In 1957, a children's book called The Lonely Doll was published. With its distinctive pink-and-white checked cover and black-and-white photographs featuring a wide-eyed doll named Edith, it quickly captured the hearts of young girls all over the country and made the author, Dare Wright, a household name.
Forty years after its publication, the book was out of print but not forgotten. When the cover image unaccountably surfaced in journalist Jean Nathan's consciousness one afternoon, she went in search of the book—and ultimately its author. Nathan found Dare Wright living out her last days in a decrepit New York City public hospital.

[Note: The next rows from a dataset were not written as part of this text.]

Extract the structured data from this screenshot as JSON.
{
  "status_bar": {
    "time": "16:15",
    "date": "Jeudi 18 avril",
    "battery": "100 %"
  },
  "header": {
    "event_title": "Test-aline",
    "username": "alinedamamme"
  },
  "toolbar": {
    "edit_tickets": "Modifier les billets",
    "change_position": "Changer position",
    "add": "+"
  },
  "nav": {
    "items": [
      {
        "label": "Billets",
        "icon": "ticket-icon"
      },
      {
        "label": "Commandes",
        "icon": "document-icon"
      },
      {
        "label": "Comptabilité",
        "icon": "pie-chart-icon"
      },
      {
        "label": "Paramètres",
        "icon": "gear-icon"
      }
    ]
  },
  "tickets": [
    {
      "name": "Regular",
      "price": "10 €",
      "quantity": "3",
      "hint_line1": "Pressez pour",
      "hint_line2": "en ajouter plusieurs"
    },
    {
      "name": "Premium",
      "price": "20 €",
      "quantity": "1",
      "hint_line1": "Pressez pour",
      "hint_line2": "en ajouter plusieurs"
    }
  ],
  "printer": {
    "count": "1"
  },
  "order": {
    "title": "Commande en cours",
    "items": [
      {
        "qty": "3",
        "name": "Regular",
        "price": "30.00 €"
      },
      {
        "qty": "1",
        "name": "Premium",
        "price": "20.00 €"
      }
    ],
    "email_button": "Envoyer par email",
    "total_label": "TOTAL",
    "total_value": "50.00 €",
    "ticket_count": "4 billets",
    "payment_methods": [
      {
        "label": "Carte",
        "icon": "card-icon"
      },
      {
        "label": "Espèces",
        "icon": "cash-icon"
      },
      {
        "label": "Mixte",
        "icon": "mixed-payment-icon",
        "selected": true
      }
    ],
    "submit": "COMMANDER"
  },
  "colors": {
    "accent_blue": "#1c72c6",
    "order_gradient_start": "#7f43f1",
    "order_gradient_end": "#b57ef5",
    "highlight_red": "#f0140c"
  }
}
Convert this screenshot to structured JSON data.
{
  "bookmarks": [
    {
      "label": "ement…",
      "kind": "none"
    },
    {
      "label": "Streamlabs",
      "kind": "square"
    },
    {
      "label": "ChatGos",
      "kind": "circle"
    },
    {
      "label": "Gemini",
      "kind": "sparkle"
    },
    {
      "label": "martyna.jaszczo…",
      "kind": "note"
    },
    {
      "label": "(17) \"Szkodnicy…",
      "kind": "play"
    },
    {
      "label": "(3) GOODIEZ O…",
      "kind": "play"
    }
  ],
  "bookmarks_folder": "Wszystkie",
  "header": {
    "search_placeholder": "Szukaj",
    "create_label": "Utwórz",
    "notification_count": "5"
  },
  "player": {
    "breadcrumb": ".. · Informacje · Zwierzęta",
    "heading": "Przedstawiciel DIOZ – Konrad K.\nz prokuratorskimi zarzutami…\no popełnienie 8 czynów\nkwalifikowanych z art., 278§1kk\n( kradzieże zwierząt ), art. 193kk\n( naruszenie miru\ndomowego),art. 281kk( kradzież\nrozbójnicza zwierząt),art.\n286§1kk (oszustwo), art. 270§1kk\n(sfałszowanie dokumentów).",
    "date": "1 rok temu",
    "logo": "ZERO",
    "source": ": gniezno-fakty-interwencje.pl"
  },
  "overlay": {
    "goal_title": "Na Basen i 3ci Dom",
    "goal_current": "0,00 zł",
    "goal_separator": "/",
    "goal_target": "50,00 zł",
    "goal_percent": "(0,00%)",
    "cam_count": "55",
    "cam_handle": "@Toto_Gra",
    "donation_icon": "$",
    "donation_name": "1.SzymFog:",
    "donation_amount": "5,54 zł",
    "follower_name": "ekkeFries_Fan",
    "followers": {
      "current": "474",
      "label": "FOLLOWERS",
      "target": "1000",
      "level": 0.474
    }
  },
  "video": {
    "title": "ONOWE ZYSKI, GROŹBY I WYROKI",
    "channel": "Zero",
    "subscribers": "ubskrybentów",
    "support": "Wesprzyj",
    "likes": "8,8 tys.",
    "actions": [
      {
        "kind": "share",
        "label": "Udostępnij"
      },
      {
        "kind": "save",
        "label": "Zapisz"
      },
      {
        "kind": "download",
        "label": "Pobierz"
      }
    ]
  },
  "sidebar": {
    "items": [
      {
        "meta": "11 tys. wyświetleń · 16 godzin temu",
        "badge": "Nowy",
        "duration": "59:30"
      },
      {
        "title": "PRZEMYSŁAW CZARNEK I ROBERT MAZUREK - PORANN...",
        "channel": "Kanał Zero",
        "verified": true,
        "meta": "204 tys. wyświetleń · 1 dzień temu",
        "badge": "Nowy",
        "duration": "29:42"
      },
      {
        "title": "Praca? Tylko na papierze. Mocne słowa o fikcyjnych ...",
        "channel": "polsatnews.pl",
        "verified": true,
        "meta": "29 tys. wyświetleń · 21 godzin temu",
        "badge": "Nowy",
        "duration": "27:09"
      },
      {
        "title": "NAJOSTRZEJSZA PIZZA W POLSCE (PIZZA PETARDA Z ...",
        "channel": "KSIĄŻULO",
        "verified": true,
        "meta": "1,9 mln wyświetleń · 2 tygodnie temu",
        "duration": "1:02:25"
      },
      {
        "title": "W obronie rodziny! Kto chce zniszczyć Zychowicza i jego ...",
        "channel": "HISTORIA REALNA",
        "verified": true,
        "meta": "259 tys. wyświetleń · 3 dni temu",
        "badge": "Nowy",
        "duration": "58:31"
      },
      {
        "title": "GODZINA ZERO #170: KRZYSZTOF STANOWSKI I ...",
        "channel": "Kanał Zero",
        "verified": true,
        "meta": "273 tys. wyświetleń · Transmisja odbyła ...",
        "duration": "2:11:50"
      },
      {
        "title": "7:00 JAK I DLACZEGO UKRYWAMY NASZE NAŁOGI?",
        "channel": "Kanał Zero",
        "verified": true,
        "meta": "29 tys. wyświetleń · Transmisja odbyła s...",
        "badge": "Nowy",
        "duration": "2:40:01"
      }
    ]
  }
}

Piecing together interviews and documents, sifting through the thousands of photographs Wright has taken, Nathan uncovered a glamorous life. Blond, beautiful Dare Wright had begun her career as an actress and model and then turned to fashion photography before stumbling upon her role as bestselling author. But there was a dark side to the story: a brother lost in childhood, ill-fate marriage plans, a complicated, controlling mother. Edith Stevenson Wright, herself a successful portrait painter, played such a dominant role in her daughter's life that Dare was never able to find a way into the adult world. Only through her work could she speak for herself: in her books she created the happy family she'd always yearned for, while her self-portraits betrayed an unresolved tension between sexuality and innocence, a desire to belong and painful isolation.
Illustrated with more than fifty stunning photographs, The Secret Life of the Lonely Doll tells the unforgettable story of a woman who, imprisoned by her childhood, sought to free herself through art.